*** DATASET EXCERPTS ***

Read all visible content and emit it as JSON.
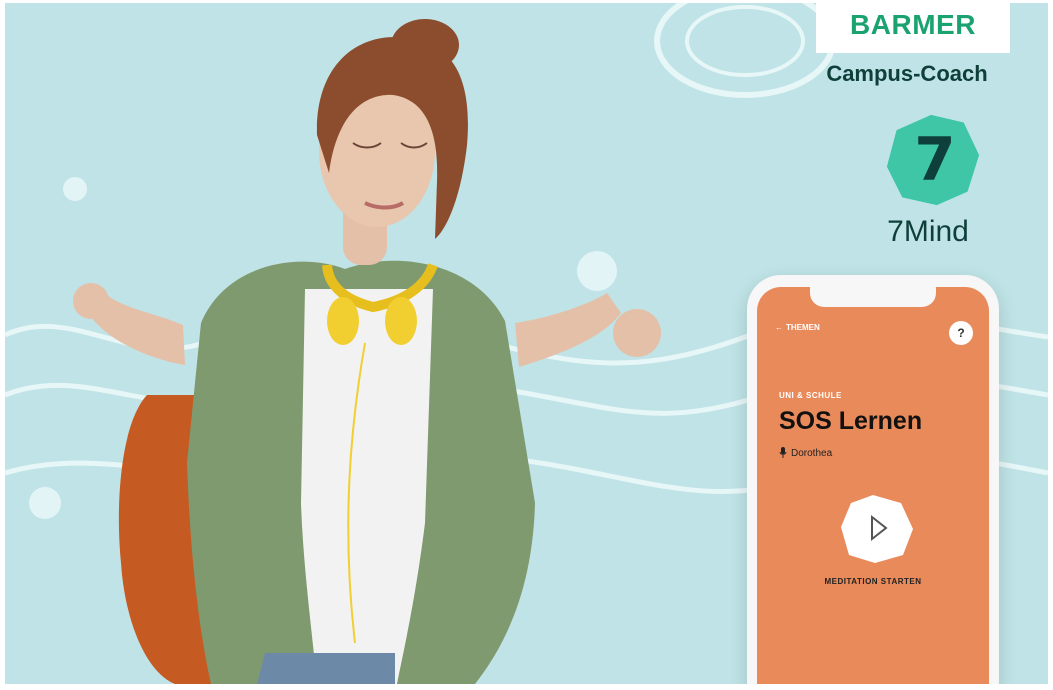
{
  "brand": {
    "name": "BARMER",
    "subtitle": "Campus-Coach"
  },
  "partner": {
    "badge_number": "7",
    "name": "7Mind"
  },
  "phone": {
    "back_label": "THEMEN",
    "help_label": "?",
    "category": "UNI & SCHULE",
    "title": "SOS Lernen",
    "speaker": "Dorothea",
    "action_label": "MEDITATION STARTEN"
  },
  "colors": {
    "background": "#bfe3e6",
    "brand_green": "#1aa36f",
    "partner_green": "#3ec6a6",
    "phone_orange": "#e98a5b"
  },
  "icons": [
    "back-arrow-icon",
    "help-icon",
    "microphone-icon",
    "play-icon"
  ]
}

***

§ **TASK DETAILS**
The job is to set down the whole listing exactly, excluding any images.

§ **SOLUTION TO THE PROBLEM**
Read all visible content and emit it as JSON.
{
  "brand": {
    "name": "BARMER",
    "subtitle": "Campus-Coach"
  },
  "partner": {
    "badge_number": "7",
    "name": "7Mind"
  },
  "phone": {
    "back_label": "THEMEN",
    "help_label": "?",
    "category": "UNI & SCHULE",
    "title": "SOS Lernen",
    "speaker": "Dorothea",
    "action_label": "MEDITATION STARTEN"
  },
  "colors": {
    "background": "#bfe3e6",
    "brand_green": "#1aa36f",
    "partner_green": "#3ec6a6",
    "phone_orange": "#e98a5b"
  },
  "icons": [
    "back-arrow-icon",
    "help-icon",
    "microphone-icon",
    "play-icon"
  ]
}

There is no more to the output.